return [shift_range(base, offset)]
# 3 - mask is a subset of base
# return unshifted left, shifted middle, and recurse for the rest
if base.start <= mask.start and mask.stop <= base.stop:
return [
range(base.start, mask.start),
shift_range(mask, offset),
*apply_transformations(range(mask.stop, base.stop), transforms),
# 4 - mask overlaps only the left side,
# return masked left, recurse for the rest
if mask.start <= base.start and mask.stop <= base.stop:
return [
shift_range(range(base.start, mask.stop), offset),
*apply_transformations(range(mask.stop, base.stop), transforms),
# 5 - mask overlaps only the right side
# return unshifted left, masked right
if base.start <= mask.start and base.stop <= mask.stop:
return [
range(base.start, mask.start),
shift_range(range(mask.start, base.stop), offset),
# no masks overlapped this base; pass it through
return [base]

Only a couple of cases (the ones with ? in the diagram above) worry about recursion.
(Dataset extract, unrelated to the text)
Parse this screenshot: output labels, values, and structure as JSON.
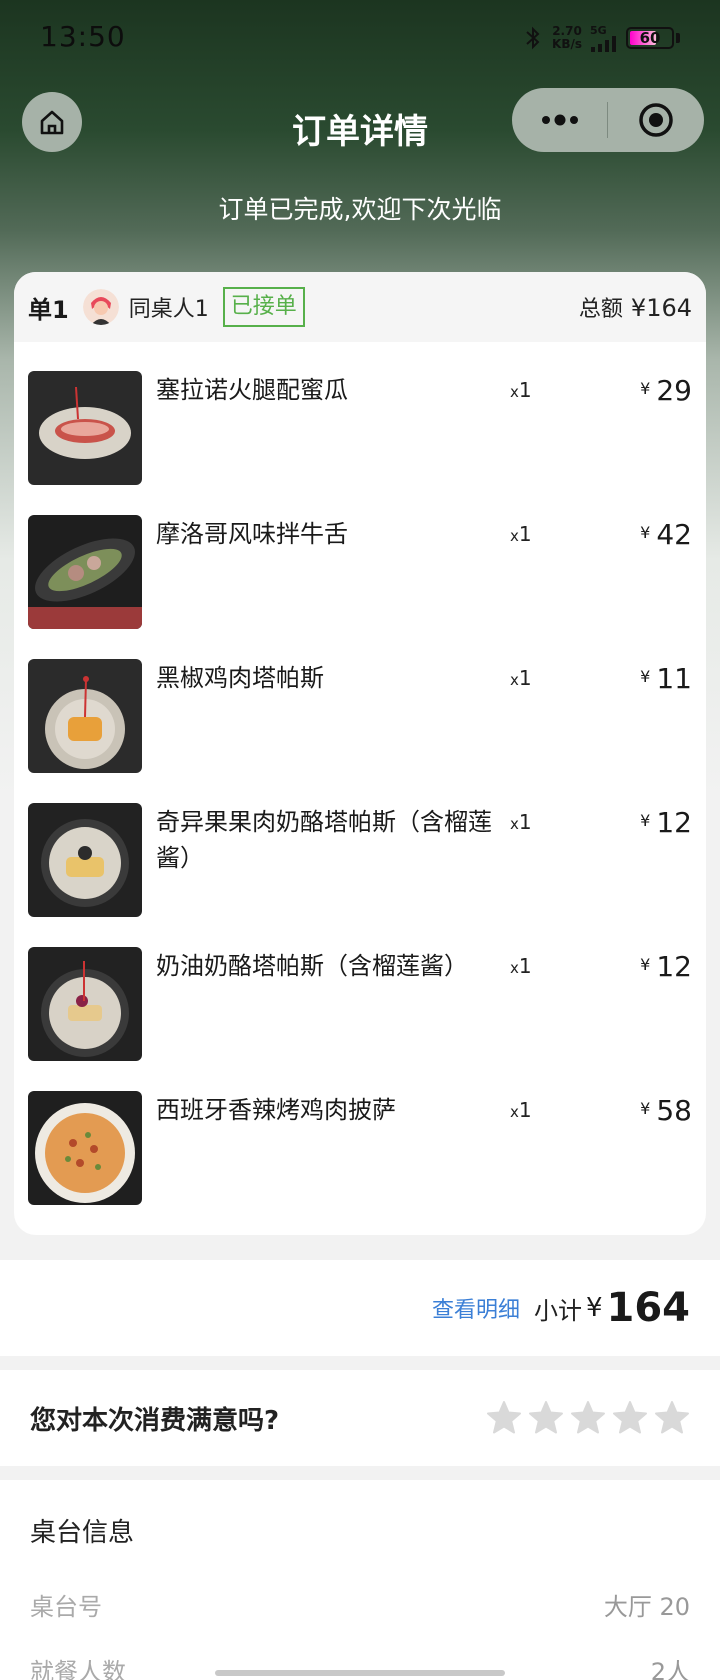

Otherwise, we’re carefully checking bounds and masking portions of the base.

Finally, we can put it all together (highlighting differences from part 1):

from itertools import batched, chain
class Solution(TextSolution):
def part_2(self) -> int:
blocks = self.input.split("\n\n")
seeds = [
range(start, start + size)
for start, size in batched(map(int, blocks[0][6:].split()), 2)
transformations = [parse_map(b) for b in blocks[1:]]
result = []
for seed_range in seeds:
ranges = [seed_range]
for block in transformations:
ranges = list(
chain.from_iterable(apply_transformations(r, block) for r in ranges)
result.append(sorted(ranges, key=lambda r: r.start)[0].start)
return min(result)

We start with a 1-length list of seed ranges and keep them grouped by their cohort at each layer. We use iterools.chain.from_iterable to keep our nested results flat. Once we’ve done all the transformations on a seed group, we sort the resulting ranges, meaning the start of the first one must be the lowest result. Doing that for each seed_range gives us the lowest result from each group, at which time a simple min will round us out.

As a bonus, we got to use itertools.batched, my absolute favorite Python 3.12 feature!